Overall, I enjoyed this book very much and am looking forward to starting the sequel, Authority, this weekend!
This book is a surprise and mystery if you have never read metaphysical horror before. To see what Annihilation would look like if executed flawlessly, read House of Leaves. The now-commonplace horror elements of humans encountering the utterly foreign and unknowable make up the backbone of the narrative. But whereas it is on glorious and staggering display in Lovecraft, King, amd other giants, here it is reduced to a bizarre oddity that induces head-scratching instead of spine-tingling.
The primary reason for this is the clashing styles. The first 160 pages of the book are so sterile and cold that even the strangest things are as interesting as unfinished jigsaw puzzles. The main character, The Biologist, states that this is to provide an objective account of events which necessotate a subjective experience in order to terrify. The last 30 pages are forced to give up the objective description, and only then does Annihilation actually become interesting.
The Biologist herself is done great injustice by the first 160 pages. In providing nothing but objective descriptions of events, the author fails to establish her as anything resembling a human being. She is nothing more than a camera lens that requires occasional flashbacks by the author to establish that she has Emotions and these are often at odds with the character as portrayed. The Biologist is a heavy introvert. She eschews people for her work. This is mentioned often and in bold fashion. Yet this person married, for reasons that are never explained beyond "he offsets my introversion". The Biologist is not portrayed as a person interested in the feelings or experiences of others. Why marry?
At the end of the book the semblance of a person begins to emerge from the Biologist, but by then the narrative has established her so firmly as a non-presence that her character feels like something the author shoved in when he realized there was no point to which the audience could attach. She is a walking fight between a detached third-person objective lens and a woman who wants to tell her own story. It does not end well for either party.
Finally, the book simply starts. No world-building or character history or any point of reference that would be helpful for an audience seeking a way into the story. In theory this plays along with the idea that the characters themselves know little, and are themselves poorly informed. In practice it is disorienting and dull. We know nothing about the state of the world. No baseline is established. Even the characters know more than we do, as is revealed later in the book - well past halfway in. The effect is like waking up to find yourself weightless inside an empty sphere. There is no point of reference and you can only make guesses until someone pops in and tells you what is happening.
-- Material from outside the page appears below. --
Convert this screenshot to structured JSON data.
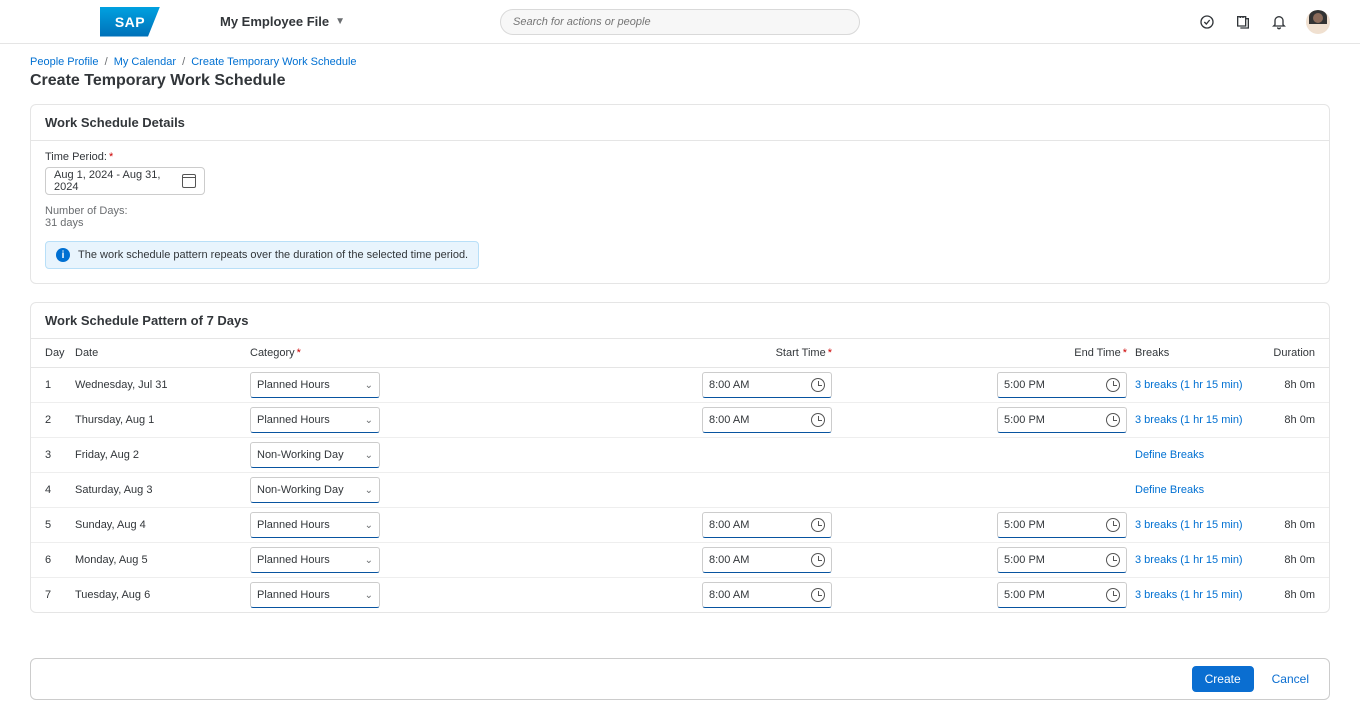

There are many more small details that add up into a large pile of errors - debunked pop psychology from 1950 paired with hard science, characters that serve no purpose and go nowhere, jarring switches between clinical observation and surrealist prose, a world that is somehow both tantalizingly alien and horribly mundane - but describing those would take much longer.
Read a summary on Wikipedia. I guarantee it will be much more cohesive, interesting, and above all much less time-consuming than reading this book.